  • Do you have the psychological and emotional resilience to maintain your recovery while helping others with theirs?
  • Will you be able to separate your vision of recovery from other individuals’ visions of recovery, and accept theirs as equally valid? For instance, if you’re hardcore abstinence only, can you support a person in a medication-assisted treatment (MAT) program?
  • Have you checked in with your family, spouse, partner, or friends about you working in recovery? What do they think?

If you can answer these questions with certainty, then we encourage you to pursue a job in recovery. One last thing: if the prospect of going back to school as an adult is intimidating, please understand you are not alone. A study published in 2015 shows this interesting fact:

Close to 75 percent of undergraduate students in the U.S. meet at least one of the three criteria for a non-traditional student: over age 25, employed full-time, and with children.

One final thought: if you’re at the beginning of your educational journey, you can find an entry-level job in recovery, and pursue education and training in the evenings and on weekends. In addition, you may be able to fulfill some clinical requirements while in school, which would help you achieve your long-term employment goals more quickly.

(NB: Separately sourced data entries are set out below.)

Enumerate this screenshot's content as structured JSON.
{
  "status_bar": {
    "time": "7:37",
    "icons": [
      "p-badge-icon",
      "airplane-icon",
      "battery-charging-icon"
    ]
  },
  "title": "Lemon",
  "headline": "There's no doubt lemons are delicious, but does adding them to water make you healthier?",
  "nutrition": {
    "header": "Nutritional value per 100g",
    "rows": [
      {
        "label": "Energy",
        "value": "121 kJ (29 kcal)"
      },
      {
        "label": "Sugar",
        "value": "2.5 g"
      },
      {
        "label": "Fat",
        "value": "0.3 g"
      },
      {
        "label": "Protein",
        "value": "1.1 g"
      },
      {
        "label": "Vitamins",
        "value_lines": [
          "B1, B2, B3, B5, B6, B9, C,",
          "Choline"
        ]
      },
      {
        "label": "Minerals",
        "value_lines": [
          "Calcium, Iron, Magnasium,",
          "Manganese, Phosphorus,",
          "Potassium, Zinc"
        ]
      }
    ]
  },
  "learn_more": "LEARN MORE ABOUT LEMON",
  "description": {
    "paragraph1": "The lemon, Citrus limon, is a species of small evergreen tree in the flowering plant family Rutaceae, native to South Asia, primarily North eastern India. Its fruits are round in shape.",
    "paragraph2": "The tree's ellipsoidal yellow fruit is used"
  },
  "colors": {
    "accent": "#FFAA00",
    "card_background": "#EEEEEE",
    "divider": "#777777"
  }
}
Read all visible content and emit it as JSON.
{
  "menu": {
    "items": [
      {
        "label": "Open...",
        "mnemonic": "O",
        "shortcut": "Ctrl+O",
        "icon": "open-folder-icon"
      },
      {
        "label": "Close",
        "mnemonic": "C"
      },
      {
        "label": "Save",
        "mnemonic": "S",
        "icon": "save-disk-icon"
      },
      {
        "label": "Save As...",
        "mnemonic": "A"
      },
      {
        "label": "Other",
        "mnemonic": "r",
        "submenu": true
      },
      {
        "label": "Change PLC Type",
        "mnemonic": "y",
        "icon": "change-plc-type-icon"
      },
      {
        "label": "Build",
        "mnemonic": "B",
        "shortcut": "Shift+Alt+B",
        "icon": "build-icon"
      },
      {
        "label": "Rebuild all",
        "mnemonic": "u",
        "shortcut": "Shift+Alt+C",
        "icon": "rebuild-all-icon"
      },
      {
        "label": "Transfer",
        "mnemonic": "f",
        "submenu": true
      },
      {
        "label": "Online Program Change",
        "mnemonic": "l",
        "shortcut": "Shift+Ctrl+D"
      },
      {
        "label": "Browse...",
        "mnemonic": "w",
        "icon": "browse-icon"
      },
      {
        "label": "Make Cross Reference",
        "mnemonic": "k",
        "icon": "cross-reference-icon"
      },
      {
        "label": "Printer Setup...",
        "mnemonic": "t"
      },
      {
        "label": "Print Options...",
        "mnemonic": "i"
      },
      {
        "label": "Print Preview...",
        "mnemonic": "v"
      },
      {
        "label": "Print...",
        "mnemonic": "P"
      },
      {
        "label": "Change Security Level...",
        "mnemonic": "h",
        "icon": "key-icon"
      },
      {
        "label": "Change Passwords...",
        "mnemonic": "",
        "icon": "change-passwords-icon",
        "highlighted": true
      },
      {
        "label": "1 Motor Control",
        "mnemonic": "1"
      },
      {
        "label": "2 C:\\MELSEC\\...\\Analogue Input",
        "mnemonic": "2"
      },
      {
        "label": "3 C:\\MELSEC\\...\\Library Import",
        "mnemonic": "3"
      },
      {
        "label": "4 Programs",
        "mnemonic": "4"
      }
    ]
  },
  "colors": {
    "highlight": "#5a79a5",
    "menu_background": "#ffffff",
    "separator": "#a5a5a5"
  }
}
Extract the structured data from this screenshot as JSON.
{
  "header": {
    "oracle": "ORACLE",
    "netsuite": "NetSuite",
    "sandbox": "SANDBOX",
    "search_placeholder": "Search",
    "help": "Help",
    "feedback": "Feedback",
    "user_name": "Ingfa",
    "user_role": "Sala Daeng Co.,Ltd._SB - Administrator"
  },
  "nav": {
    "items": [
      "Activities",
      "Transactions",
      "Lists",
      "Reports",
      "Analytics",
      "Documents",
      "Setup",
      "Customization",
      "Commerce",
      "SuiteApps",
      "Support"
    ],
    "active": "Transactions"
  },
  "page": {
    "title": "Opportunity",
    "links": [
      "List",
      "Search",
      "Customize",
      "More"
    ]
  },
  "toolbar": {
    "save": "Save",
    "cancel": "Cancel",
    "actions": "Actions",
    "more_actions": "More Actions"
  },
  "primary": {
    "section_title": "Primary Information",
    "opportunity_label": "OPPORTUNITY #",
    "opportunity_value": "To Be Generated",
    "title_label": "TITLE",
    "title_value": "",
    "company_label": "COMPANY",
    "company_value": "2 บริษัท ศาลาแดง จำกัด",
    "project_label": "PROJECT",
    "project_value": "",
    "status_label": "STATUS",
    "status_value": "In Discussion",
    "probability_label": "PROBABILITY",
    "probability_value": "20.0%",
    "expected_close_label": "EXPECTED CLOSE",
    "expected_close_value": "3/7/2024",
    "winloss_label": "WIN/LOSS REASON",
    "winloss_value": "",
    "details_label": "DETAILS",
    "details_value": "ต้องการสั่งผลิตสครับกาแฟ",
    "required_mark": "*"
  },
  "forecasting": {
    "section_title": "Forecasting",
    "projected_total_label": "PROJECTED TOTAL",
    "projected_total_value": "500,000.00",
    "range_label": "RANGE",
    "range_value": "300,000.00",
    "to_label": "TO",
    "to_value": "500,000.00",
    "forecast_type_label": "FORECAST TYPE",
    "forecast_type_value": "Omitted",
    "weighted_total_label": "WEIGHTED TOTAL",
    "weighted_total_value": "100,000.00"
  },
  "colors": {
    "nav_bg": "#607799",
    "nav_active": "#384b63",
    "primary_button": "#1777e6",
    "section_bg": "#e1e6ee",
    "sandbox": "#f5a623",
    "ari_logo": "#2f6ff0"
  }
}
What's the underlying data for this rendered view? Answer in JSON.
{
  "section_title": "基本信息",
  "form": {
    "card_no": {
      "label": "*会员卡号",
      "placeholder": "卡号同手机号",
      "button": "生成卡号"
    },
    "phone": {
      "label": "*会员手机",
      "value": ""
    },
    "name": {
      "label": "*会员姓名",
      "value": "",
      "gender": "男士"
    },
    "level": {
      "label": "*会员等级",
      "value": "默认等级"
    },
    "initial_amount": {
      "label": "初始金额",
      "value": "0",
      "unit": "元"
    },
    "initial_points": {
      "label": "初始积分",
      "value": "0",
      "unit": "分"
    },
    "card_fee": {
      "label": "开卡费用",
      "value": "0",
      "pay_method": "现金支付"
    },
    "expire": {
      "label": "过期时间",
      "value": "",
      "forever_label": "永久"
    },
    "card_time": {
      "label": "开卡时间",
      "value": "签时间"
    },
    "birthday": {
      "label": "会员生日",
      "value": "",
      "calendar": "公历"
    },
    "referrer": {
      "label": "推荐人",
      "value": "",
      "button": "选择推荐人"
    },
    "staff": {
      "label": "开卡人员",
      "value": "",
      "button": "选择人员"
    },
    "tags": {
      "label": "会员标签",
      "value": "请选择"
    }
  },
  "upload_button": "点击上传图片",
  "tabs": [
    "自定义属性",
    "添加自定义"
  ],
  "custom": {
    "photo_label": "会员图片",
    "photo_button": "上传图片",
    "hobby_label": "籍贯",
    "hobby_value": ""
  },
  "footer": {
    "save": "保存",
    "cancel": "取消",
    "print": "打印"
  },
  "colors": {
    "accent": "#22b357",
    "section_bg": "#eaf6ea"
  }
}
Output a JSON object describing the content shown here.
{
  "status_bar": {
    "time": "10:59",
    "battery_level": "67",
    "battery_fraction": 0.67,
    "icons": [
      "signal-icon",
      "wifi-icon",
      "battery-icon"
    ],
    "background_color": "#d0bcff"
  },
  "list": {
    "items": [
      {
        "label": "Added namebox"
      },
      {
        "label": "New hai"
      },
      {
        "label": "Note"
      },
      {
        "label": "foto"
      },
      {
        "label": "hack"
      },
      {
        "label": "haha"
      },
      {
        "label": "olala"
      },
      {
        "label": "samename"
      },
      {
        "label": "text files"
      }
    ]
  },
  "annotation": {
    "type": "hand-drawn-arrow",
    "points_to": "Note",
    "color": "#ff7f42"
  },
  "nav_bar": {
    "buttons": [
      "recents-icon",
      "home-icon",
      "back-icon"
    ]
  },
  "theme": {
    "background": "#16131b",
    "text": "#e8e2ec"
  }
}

The time is going to pass anyway: why not make the most of it?

We believe in you – and know you can do it.


You’re in recovery, which means you’re strong, resilient, and capable of doing whatever you set your mind to.

The materials provided on the Pinnacle Blog are for information and educational purposes only. No behavioral health or any other professional services are provided through the Blog and the information obtained through the Blog is not a substitute for consultation with a qualified health professional. If you are in need of medical or behavioral health treatment, please contact a qualified health professional directly, and if you are in need of emergency help, please go to your nearest emergency room or dial 911.